Widelands implements multiplayer games with parallel simulation. This means that every system that takes part in the game is simulating the whole game. The players on different systems send commands to the host system, which checks that the commands are allowed, and then sends them to all systems, where they are taken into the simulation. This technology is good for keeping network traffic low. But one feature is simply impossible to get; exploration. Since every user is on a system that does the whole simulation, he has complete knowledge (like in chess).

But exploration is a very interesting and enjoyable feature of a game, so it seems worthwhile to implement multiplayer support in a way that allows it. This means a client/server architecture. The server runs the simulation and sends information to each player's client(s) when he sees it according to the game rules.

Here follows an estimate of how much network traffic would be needed.
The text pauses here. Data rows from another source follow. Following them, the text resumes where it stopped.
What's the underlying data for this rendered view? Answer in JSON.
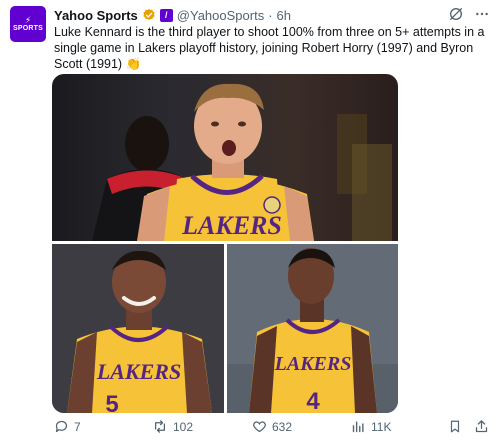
{
  "account": {
    "display_name": "Yahoo Sports",
    "handle": "@YahooSports",
    "separator": "·",
    "time_ago": "6h",
    "avatar_text": "SPORTS",
    "avatar_mark": "⚡",
    "affiliate_badge": "/",
    "brand_color": "#6001d2",
    "verified_color": "#e8a200"
  },
  "tweet": {
    "text": "Luke Kennard is the third player to shoot 100% from three on 5+ attempts in a single game in Lakers playoff history, joining Robert Horry (1997) and Byron Scott (1991) 👏"
  },
  "media": {
    "photos": [
      {
        "jersey_text": "LAKERS"
      },
      {
        "jersey_text": "LAKERS",
        "number": "5"
      },
      {
        "jersey_text": "LAKERS",
        "number": "4"
      }
    ],
    "jersey_color": "#f6c338",
    "jersey_text_color": "#552583"
  },
  "actions": {
    "replies": "7",
    "reposts": "102",
    "likes": "632",
    "views": "11K"
  },
  "icons": {
    "grok": "grok-icon",
    "more": "more-icon",
    "reply": "reply-icon",
    "repost": "repost-icon",
    "like": "heart-icon",
    "views": "views-chart-icon",
    "bookmark": "bookmark-icon",
    "share": "share-icon"
  }
}
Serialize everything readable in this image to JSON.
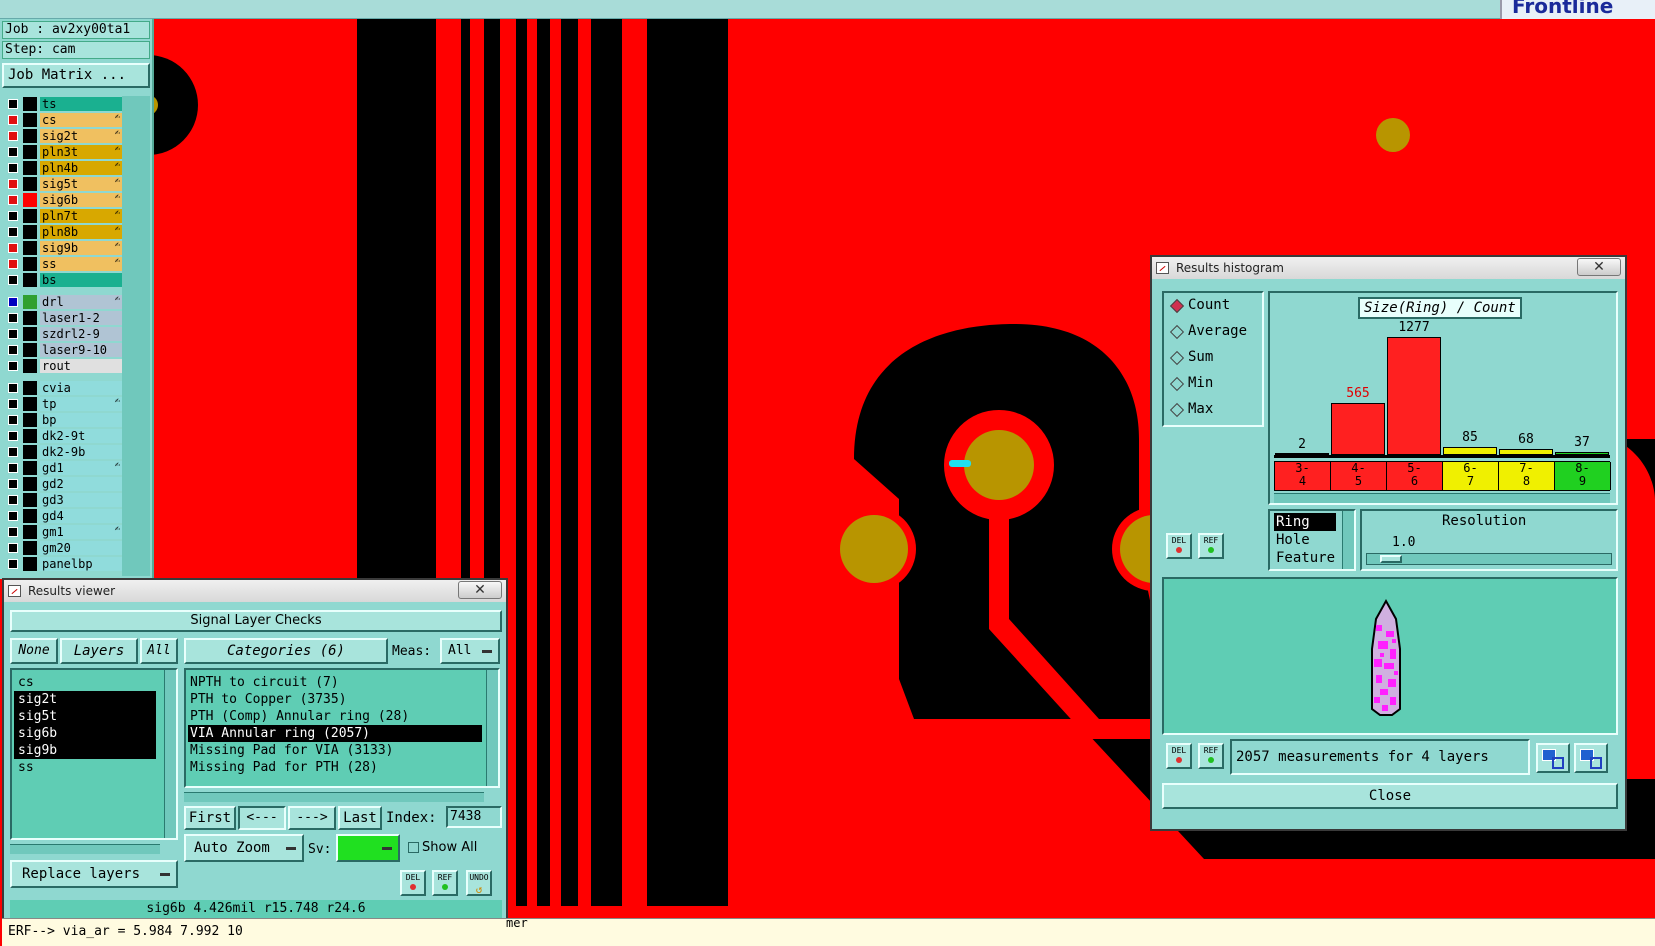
{
  "app": {
    "logo": "Frontline",
    "job_label": "Job : av2xy00ta1",
    "step_label": "Step: cam",
    "job_matrix_button": "Job Matrix ..."
  },
  "layers_panel": {
    "groups": [
      [
        {
          "name": "ts",
          "color": "teal",
          "checked": false,
          "swatch": "black",
          "edit": false
        },
        {
          "name": "cs",
          "color": "orange",
          "checked": true,
          "swatch": "black",
          "edit": true
        },
        {
          "name": "sig2t",
          "color": "orange",
          "checked": true,
          "swatch": "black",
          "edit": true
        },
        {
          "name": "pln3t",
          "color": "dark",
          "checked": false,
          "swatch": "black",
          "edit": true
        },
        {
          "name": "pln4b",
          "color": "dark",
          "checked": false,
          "swatch": "black",
          "edit": true
        },
        {
          "name": "sig5t",
          "color": "orange",
          "checked": true,
          "swatch": "black",
          "edit": true
        },
        {
          "name": "sig6b",
          "color": "orange",
          "checked": true,
          "swatch": "red",
          "edit": true
        },
        {
          "name": "pln7t",
          "color": "dark",
          "checked": false,
          "swatch": "black",
          "edit": true
        },
        {
          "name": "pln8b",
          "color": "dark",
          "checked": false,
          "swatch": "black",
          "edit": true
        },
        {
          "name": "sig9b",
          "color": "orange",
          "checked": true,
          "swatch": "black",
          "edit": true
        },
        {
          "name": "ss",
          "color": "orange",
          "checked": true,
          "swatch": "black",
          "edit": true
        },
        {
          "name": "bs",
          "color": "teal",
          "checked": false,
          "swatch": "black",
          "edit": false
        }
      ],
      [
        {
          "name": "drl",
          "color": "gray",
          "checked": true,
          "swatch": "green",
          "edit": true,
          "blue": true
        },
        {
          "name": "laser1-2",
          "color": "gray",
          "checked": false,
          "swatch": "black",
          "edit": false
        },
        {
          "name": "szdrl2-9",
          "color": "gray",
          "checked": false,
          "swatch": "black",
          "edit": false
        },
        {
          "name": "laser9-10",
          "color": "gray",
          "checked": false,
          "swatch": "black",
          "edit": false
        },
        {
          "name": "rout",
          "color": "lgray",
          "checked": false,
          "swatch": "black",
          "edit": false
        }
      ],
      [
        {
          "name": "cvia",
          "color": "cyan",
          "checked": false,
          "swatch": "black",
          "edit": false
        },
        {
          "name": "tp",
          "color": "cyan",
          "checked": false,
          "swatch": "black",
          "edit": true
        },
        {
          "name": "bp",
          "color": "cyan",
          "checked": false,
          "swatch": "black",
          "edit": false
        },
        {
          "name": "dk2-9t",
          "color": "cyan",
          "checked": false,
          "swatch": "black",
          "edit": false
        },
        {
          "name": "dk2-9b",
          "color": "cyan",
          "checked": false,
          "swatch": "black",
          "edit": false
        },
        {
          "name": "gd1",
          "color": "cyan",
          "checked": false,
          "swatch": "black",
          "edit": true
        },
        {
          "name": "gd2",
          "color": "cyan",
          "checked": false,
          "swatch": "black",
          "edit": false
        },
        {
          "name": "gd3",
          "color": "cyan",
          "checked": false,
          "swatch": "black",
          "edit": false
        },
        {
          "name": "gd4",
          "color": "cyan",
          "checked": false,
          "swatch": "black",
          "edit": false
        },
        {
          "name": "gm1",
          "color": "cyan",
          "checked": false,
          "swatch": "black",
          "edit": true
        },
        {
          "name": "gm20",
          "color": "cyan",
          "checked": false,
          "swatch": "black",
          "edit": false
        },
        {
          "name": "panelbp",
          "color": "cyan",
          "checked": false,
          "swatch": "black",
          "edit": false
        }
      ]
    ],
    "edit_icon": "hand-icon"
  },
  "results_viewer": {
    "title": "Results viewer",
    "close": "✕",
    "header": "Signal Layer Checks",
    "none_btn": "None",
    "layers_btn": "Layers",
    "all_btn": "All",
    "categories_btn": "Categories (6)",
    "meas_label": "Meas:",
    "meas_value": "All",
    "layers": [
      {
        "name": "cs",
        "selected": false
      },
      {
        "name": "sig2t",
        "selected": true
      },
      {
        "name": "sig5t",
        "selected": true
      },
      {
        "name": "sig6b",
        "selected": true
      },
      {
        "name": "sig9b",
        "selected": true
      },
      {
        "name": "ss",
        "selected": false
      }
    ],
    "categories": [
      {
        "name": "NPTH to circuit (7)",
        "selected": false
      },
      {
        "name": "PTH to Copper (3735)",
        "selected": false
      },
      {
        "name": "PTH (Comp) Annular ring (28)",
        "selected": false
      },
      {
        "name": "VIA Annular ring (2057)",
        "selected": true
      },
      {
        "name": "Missing Pad for VIA (3133)",
        "selected": false
      },
      {
        "name": "Missing Pad for PTH (28)",
        "selected": false
      }
    ],
    "first_btn": "First",
    "prev_btn": "<---",
    "next_btn": "--->",
    "last_btn": "Last",
    "index_label": "Index:",
    "index_value": "7438",
    "auto_zoom": "Auto Zoom",
    "sv_label": "Sv:",
    "show_all": "Show All",
    "replace_layers": "Replace layers",
    "del_btn": "DEL",
    "ref_btn": "REF",
    "undo_btn": "UNDO",
    "status": "sig6b 4.426mil  r15.748  r24.6",
    "command": "ERF--> via_ar = 5.984 7.992 10",
    "partial_text": "mer"
  },
  "histogram": {
    "title": "Results histogram",
    "close": "✕",
    "modes": [
      {
        "label": "Count",
        "on": true
      },
      {
        "label": "Average",
        "on": false
      },
      {
        "label": "Sum",
        "on": false
      },
      {
        "label": "Min",
        "on": false
      },
      {
        "label": "Max",
        "on": false
      }
    ],
    "chart_title": "Size(Ring) / Count",
    "bins": [
      {
        "label": "3-\n4",
        "count": 2,
        "color": "#ff2020",
        "labelcolor": "#000"
      },
      {
        "label": "4-\n5",
        "count": 565,
        "color": "#ff2020",
        "labelcolor": "#e00000"
      },
      {
        "label": "5-\n6",
        "count": 1277,
        "color": "#ff2020",
        "labelcolor": "#000"
      },
      {
        "label": "6-\n7",
        "count": 85,
        "color": "#f0f000",
        "labelcolor": "#000"
      },
      {
        "label": "7-\n8",
        "count": 68,
        "color": "#f0f000",
        "labelcolor": "#000"
      },
      {
        "label": "8-\n9",
        "count": 37,
        "color": "#20d020",
        "labelcolor": "#000"
      }
    ],
    "max_count": 1277,
    "size_types": [
      {
        "label": "Ring",
        "selected": true
      },
      {
        "label": "Hole",
        "selected": false
      },
      {
        "label": "Feature",
        "selected": false
      }
    ],
    "resolution_label": "Resolution",
    "resolution_value": "1.0",
    "resolution_level": 0.06,
    "del_btn": "DEL",
    "ref_btn": "REF",
    "summary": "2057 measurements for 4 layers",
    "close_btn": "Close"
  }
}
Each player knows everything about himself, so there is no need to send frequent updates about the movements of the player's own units. The server just has to tell the client the path that the unit is going to walk. Then the client knows all that it needs to know. (If something exceptional happens, the server must of course inform the client.)

The units of other players need some more traffic since the player must not know the unit's path in advance. It must only know that it is moving along a certain edge at a certain speed. This is handled with so called unit sightings. A unit sighting is a small data structure that is created when a player starts seeing a unit of another player. The player is informed about the unit's type, location, speed, carried item, health and whatever. An ID is created for the unit sighting. This sighting is then updated and eventually destroyed when the unit moves out of the player's view.

When the sighted unit starts walking along the next edge, the player needs an update. Suppose that such an update can be squeezed into 24 bit (1 bit indicating that the packet is a unit sighting update, 18 bit ID (which unit sighting it is about, 3 bit new walking direction). (The client can infer the walking speed since it knows the game rules, unit type, slope, terrain, and such.) Suppose that it takes on average a second for a unit to walk an edge. Then it takes 24 bit/s to maintain a unit sighting. A very high number of unit sightings, say 2^17 (= 131 072) would need 3 Mbit/s to maintain. This speed is already possible for many people today and will be common when we have a working implementation ready for them to play.

Note that most of the units that a player sees will be his own units, which do not require such regular updates.

So according to this calculation, it would be possible to implement and use a client/server design with a reasonable network traffic. The worst-case traffic to a client would be 3Mbit (when he sees 131 072 enemy units, a very high number that will not actually be reached in the foreseeable future).

In this example calculation, the network protocol is designed so that the packet that is estimated to be bandwidth-critical will be as small as possible. It will only have 1 bit of packet type signature. If that bit is 1, it is a unit sighting packet. If the bit is 0, it is another kind of packet. Then the following bits determines which kind. So less common packet types will have longer signatures. Examples of other packet types are unit sighting health change, and unit sighting appearance (when it walks into the player's active vision). Note that no packet is needed when a unit sighting disappears. The client knows when this happens, since it know the extent of the player's vision and where the unit is going. So both client and server deallocate the unit sighting when it walks out of active vision.